* _RECORDS SUPPLIED_
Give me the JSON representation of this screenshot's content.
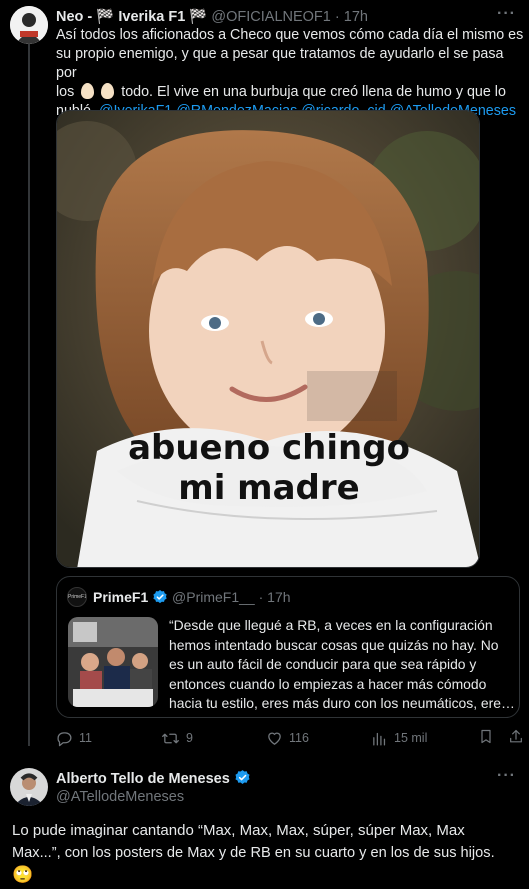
{
  "tweet1": {
    "name": "Neo - 🏁 Iverika F1 🏁",
    "handle": "@OFICIALNEOF1",
    "time": "17h",
    "text_line1": "Así todos los aficionados a Checo que vemos cómo cada día el mismo es",
    "text_line2": "su propio enemigo, y que a pesar que tratamos de ayudarlo el se pasa por",
    "text_line3_pre": "los",
    "text_line3_post": "todo. El vive en una burbuja que creó llena de humo y que lo",
    "text_line4": "nubló.",
    "mentions": [
      "@IverikaF1",
      "@RMendezMacias",
      "@ricardo_cid",
      "@ATellodeMeneses"
    ],
    "meme_caption_line1": "abueno chingo",
    "meme_caption_line2": "mi madre",
    "actions": {
      "replies": "11",
      "retweets": "9",
      "likes": "116",
      "views": "15 mil"
    }
  },
  "quote": {
    "name": "PrimeF1",
    "handle": "@PrimeF1__",
    "time": "17h",
    "line1": "“Desde que llegué a RB, a veces en la configuración",
    "line2": "hemos intentado buscar cosas que quizás no hay. No",
    "line3": "es un auto fácil de conducir para que sea rápido y",
    "line4": "entonces cuando lo empiezas a hacer más cómodo",
    "line5": "hacia tu estilo, eres más duro con los neumáticos, ere…",
    "avatar_label": "PrimeF1"
  },
  "tweet2": {
    "name": "Alberto Tello de Meneses",
    "handle": "@ATellodeMeneses",
    "line1": "Lo pude imaginar cantando “Max, Max, Max, súper, súper Max, Max",
    "line2": "Max...”, con los posters de Max y de RB en su cuarto y en los de sus hijos.",
    "emoji": "🙄"
  },
  "colors": {
    "background": "#000000",
    "text": "#e7e9ea",
    "muted": "#71767b",
    "link": "#1d9bf0",
    "border": "#2f3336",
    "verified": "#1d9bf0"
  }
}
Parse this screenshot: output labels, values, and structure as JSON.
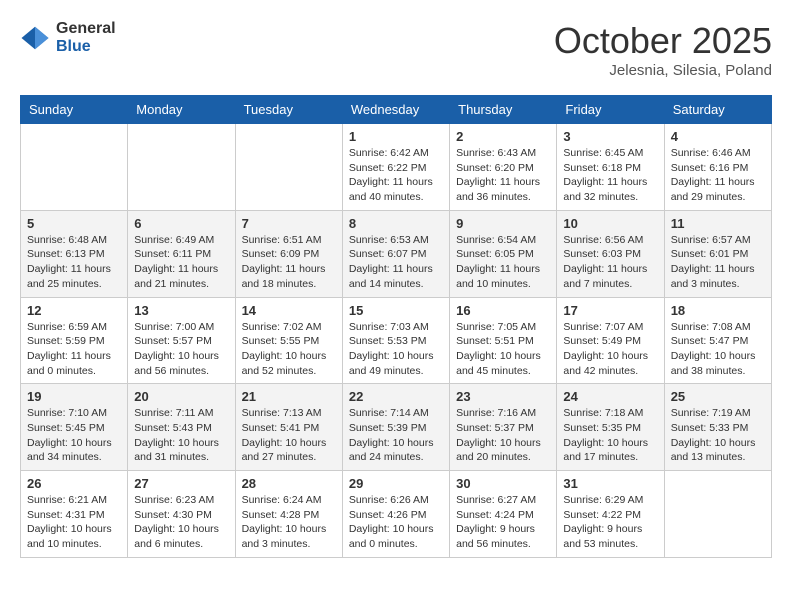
{
  "header": {
    "logo_general": "General",
    "logo_blue": "Blue",
    "month": "October 2025",
    "location": "Jelesnia, Silesia, Poland"
  },
  "days_of_week": [
    "Sunday",
    "Monday",
    "Tuesday",
    "Wednesday",
    "Thursday",
    "Friday",
    "Saturday"
  ],
  "weeks": [
    [
      {
        "day": "",
        "info": ""
      },
      {
        "day": "",
        "info": ""
      },
      {
        "day": "",
        "info": ""
      },
      {
        "day": "1",
        "info": "Sunrise: 6:42 AM\nSunset: 6:22 PM\nDaylight: 11 hours\nand 40 minutes."
      },
      {
        "day": "2",
        "info": "Sunrise: 6:43 AM\nSunset: 6:20 PM\nDaylight: 11 hours\nand 36 minutes."
      },
      {
        "day": "3",
        "info": "Sunrise: 6:45 AM\nSunset: 6:18 PM\nDaylight: 11 hours\nand 32 minutes."
      },
      {
        "day": "4",
        "info": "Sunrise: 6:46 AM\nSunset: 6:16 PM\nDaylight: 11 hours\nand 29 minutes."
      }
    ],
    [
      {
        "day": "5",
        "info": "Sunrise: 6:48 AM\nSunset: 6:13 PM\nDaylight: 11 hours\nand 25 minutes."
      },
      {
        "day": "6",
        "info": "Sunrise: 6:49 AM\nSunset: 6:11 PM\nDaylight: 11 hours\nand 21 minutes."
      },
      {
        "day": "7",
        "info": "Sunrise: 6:51 AM\nSunset: 6:09 PM\nDaylight: 11 hours\nand 18 minutes."
      },
      {
        "day": "8",
        "info": "Sunrise: 6:53 AM\nSunset: 6:07 PM\nDaylight: 11 hours\nand 14 minutes."
      },
      {
        "day": "9",
        "info": "Sunrise: 6:54 AM\nSunset: 6:05 PM\nDaylight: 11 hours\nand 10 minutes."
      },
      {
        "day": "10",
        "info": "Sunrise: 6:56 AM\nSunset: 6:03 PM\nDaylight: 11 hours\nand 7 minutes."
      },
      {
        "day": "11",
        "info": "Sunrise: 6:57 AM\nSunset: 6:01 PM\nDaylight: 11 hours\nand 3 minutes."
      }
    ],
    [
      {
        "day": "12",
        "info": "Sunrise: 6:59 AM\nSunset: 5:59 PM\nDaylight: 11 hours\nand 0 minutes."
      },
      {
        "day": "13",
        "info": "Sunrise: 7:00 AM\nSunset: 5:57 PM\nDaylight: 10 hours\nand 56 minutes."
      },
      {
        "day": "14",
        "info": "Sunrise: 7:02 AM\nSunset: 5:55 PM\nDaylight: 10 hours\nand 52 minutes."
      },
      {
        "day": "15",
        "info": "Sunrise: 7:03 AM\nSunset: 5:53 PM\nDaylight: 10 hours\nand 49 minutes."
      },
      {
        "day": "16",
        "info": "Sunrise: 7:05 AM\nSunset: 5:51 PM\nDaylight: 10 hours\nand 45 minutes."
      },
      {
        "day": "17",
        "info": "Sunrise: 7:07 AM\nSunset: 5:49 PM\nDaylight: 10 hours\nand 42 minutes."
      },
      {
        "day": "18",
        "info": "Sunrise: 7:08 AM\nSunset: 5:47 PM\nDaylight: 10 hours\nand 38 minutes."
      }
    ],
    [
      {
        "day": "19",
        "info": "Sunrise: 7:10 AM\nSunset: 5:45 PM\nDaylight: 10 hours\nand 34 minutes."
      },
      {
        "day": "20",
        "info": "Sunrise: 7:11 AM\nSunset: 5:43 PM\nDaylight: 10 hours\nand 31 minutes."
      },
      {
        "day": "21",
        "info": "Sunrise: 7:13 AM\nSunset: 5:41 PM\nDaylight: 10 hours\nand 27 minutes."
      },
      {
        "day": "22",
        "info": "Sunrise: 7:14 AM\nSunset: 5:39 PM\nDaylight: 10 hours\nand 24 minutes."
      },
      {
        "day": "23",
        "info": "Sunrise: 7:16 AM\nSunset: 5:37 PM\nDaylight: 10 hours\nand 20 minutes."
      },
      {
        "day": "24",
        "info": "Sunrise: 7:18 AM\nSunset: 5:35 PM\nDaylight: 10 hours\nand 17 minutes."
      },
      {
        "day": "25",
        "info": "Sunrise: 7:19 AM\nSunset: 5:33 PM\nDaylight: 10 hours\nand 13 minutes."
      }
    ],
    [
      {
        "day": "26",
        "info": "Sunrise: 6:21 AM\nSunset: 4:31 PM\nDaylight: 10 hours\nand 10 minutes."
      },
      {
        "day": "27",
        "info": "Sunrise: 6:23 AM\nSunset: 4:30 PM\nDaylight: 10 hours\nand 6 minutes."
      },
      {
        "day": "28",
        "info": "Sunrise: 6:24 AM\nSunset: 4:28 PM\nDaylight: 10 hours\nand 3 minutes."
      },
      {
        "day": "29",
        "info": "Sunrise: 6:26 AM\nSunset: 4:26 PM\nDaylight: 10 hours\nand 0 minutes."
      },
      {
        "day": "30",
        "info": "Sunrise: 6:27 AM\nSunset: 4:24 PM\nDaylight: 9 hours\nand 56 minutes."
      },
      {
        "day": "31",
        "info": "Sunrise: 6:29 AM\nSunset: 4:22 PM\nDaylight: 9 hours\nand 53 minutes."
      },
      {
        "day": "",
        "info": ""
      }
    ]
  ]
}
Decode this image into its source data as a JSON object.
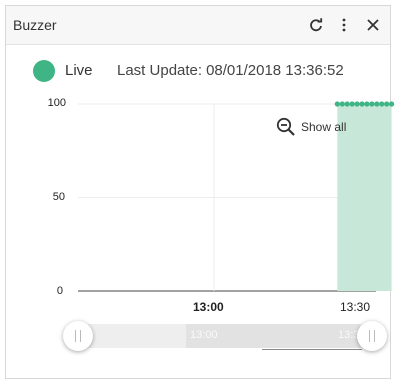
{
  "widget": {
    "title": "Buzzer",
    "icons": [
      "refresh-icon",
      "more-vertical-icon",
      "close-icon"
    ]
  },
  "status": {
    "label": "Live",
    "color": "#3fb484",
    "last_update_prefix": "Last Update:",
    "last_update_value": "08/01/2018 13:36:52"
  },
  "zoom": {
    "label": "Show all",
    "icon": "zoom-out-icon"
  },
  "slider": {
    "range_start_label": "13:00",
    "range_end_label": "13:3"
  },
  "colors": {
    "accent": "#3fb484",
    "area_fill": "#c7e7d9",
    "marker": "#3fb484"
  },
  "chart_data": {
    "type": "area",
    "y_ticks": [
      "100",
      "50",
      "0"
    ],
    "ylim": [
      0,
      100
    ],
    "x_ticks": [
      "13:00",
      "13:30"
    ],
    "grid": true,
    "series": [
      {
        "x": [
          "13:25",
          "13:26",
          "13:27",
          "13:28",
          "13:29",
          "13:30",
          "13:31",
          "13:32",
          "13:33",
          "13:34",
          "13:35",
          "13:36"
        ],
        "values": [
          100,
          100,
          100,
          100,
          100,
          100,
          100,
          100,
          100,
          100,
          100,
          100
        ]
      }
    ]
  }
}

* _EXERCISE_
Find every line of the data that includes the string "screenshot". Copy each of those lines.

* _SOLUTION TO THIS PROBLEM_
Give me the JSON representation of this screenshot's content.
Parse this screenshot: output labels, values, and structure as JSON.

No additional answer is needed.